LG Electronics on Wednesday unveiled its first 3-D television using film-type patterned retarder panels that it claimed have effectively eliminated problems with the current 3-D technology.
The Seoul-based electronics firm said in a press conference that the current shutter glass panels have serious limitations such as flickering and cross talk ― blurry ghosting images ― that viewers have persistently complained of.
Noting the improvements, LG Electronics said 80 percent or more of the 3-D TVs it produces would be for its latest Cinema 3-D TV lineup.
It also predicted that its newest film-type patterned retarder technology, also known as FPR, would dominate the 3-D TV market.
“FPR will eventually rise to become the second generation of 3-D technology,” Kwon Hee-won, executive vice president of the firm’s Home Entertainment division, told reporters to indicate that shutter glass was the outgoing first generation.
LG Electronics unveils a new 3-D television on Wednesday. (Chung Hee-cho/The Korea Herald)
Samsung Electronics, the world’s largest TV-maker, still uses shutter glass technology for its 3-D TVs.
Kwon predicted that up to 80 percent of all 3-D TVs it plans to sell would use FPR technology.
The firm said its biggest focus was on creating a comfortable viewing experience.
“We have added the human factor to make sure that our products give our customers an easier and more convenient viewing experience,” said Ro Seog-ho, senior vice president of LG Electronics’ Home Entertainment division.
LG also said 90 percent of its LCD TVs will consist of sets using either 3-D or smart technology.
Cinema TVs offer full 3-D vision regardless of where the viewer stands or sits in front of the set, which contrast with existing 3-D TVs that provide 3-D vision only when the viewer sits directly in front of the set.
Another strong point of the film-type patterned retarder technology is in the special eyewear that all 3-D vision requires.
As LG’s latest 3-D lineup is able to completely realize 3-D vision without the aid of the glasses, which was the case with existing 3-D technology, customers will be able to see 3-D without the heavy, clunky glasses that shutter glass technology required.
The new glasses also do not require batteries and are aesthetically more pleasing and lighter in weight.
LG’s new 3-D lineup is to be sold globally within the first quarter of this year.
In total, the company hopes to sell around 40 million flat-panel TVs this year to secure a 16 percent market share and reduce the gap with top player Samsung.
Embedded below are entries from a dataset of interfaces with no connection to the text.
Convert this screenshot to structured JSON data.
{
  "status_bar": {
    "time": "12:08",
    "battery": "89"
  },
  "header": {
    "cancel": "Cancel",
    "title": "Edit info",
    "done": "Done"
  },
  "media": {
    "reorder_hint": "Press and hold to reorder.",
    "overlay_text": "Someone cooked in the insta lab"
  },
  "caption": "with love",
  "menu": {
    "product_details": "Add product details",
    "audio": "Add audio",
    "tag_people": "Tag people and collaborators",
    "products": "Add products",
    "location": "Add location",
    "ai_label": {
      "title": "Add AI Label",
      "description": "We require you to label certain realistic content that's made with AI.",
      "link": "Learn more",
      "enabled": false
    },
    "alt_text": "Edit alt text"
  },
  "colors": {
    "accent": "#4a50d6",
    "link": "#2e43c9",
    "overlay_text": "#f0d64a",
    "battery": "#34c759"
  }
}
In the high-end global TV market consisting of mostly smart TVs and 3-D TVs, LG is aiming to carve out a 20 percent share, Kwon said.
By Kim Ji-hyun (firstname.lastname@example.org)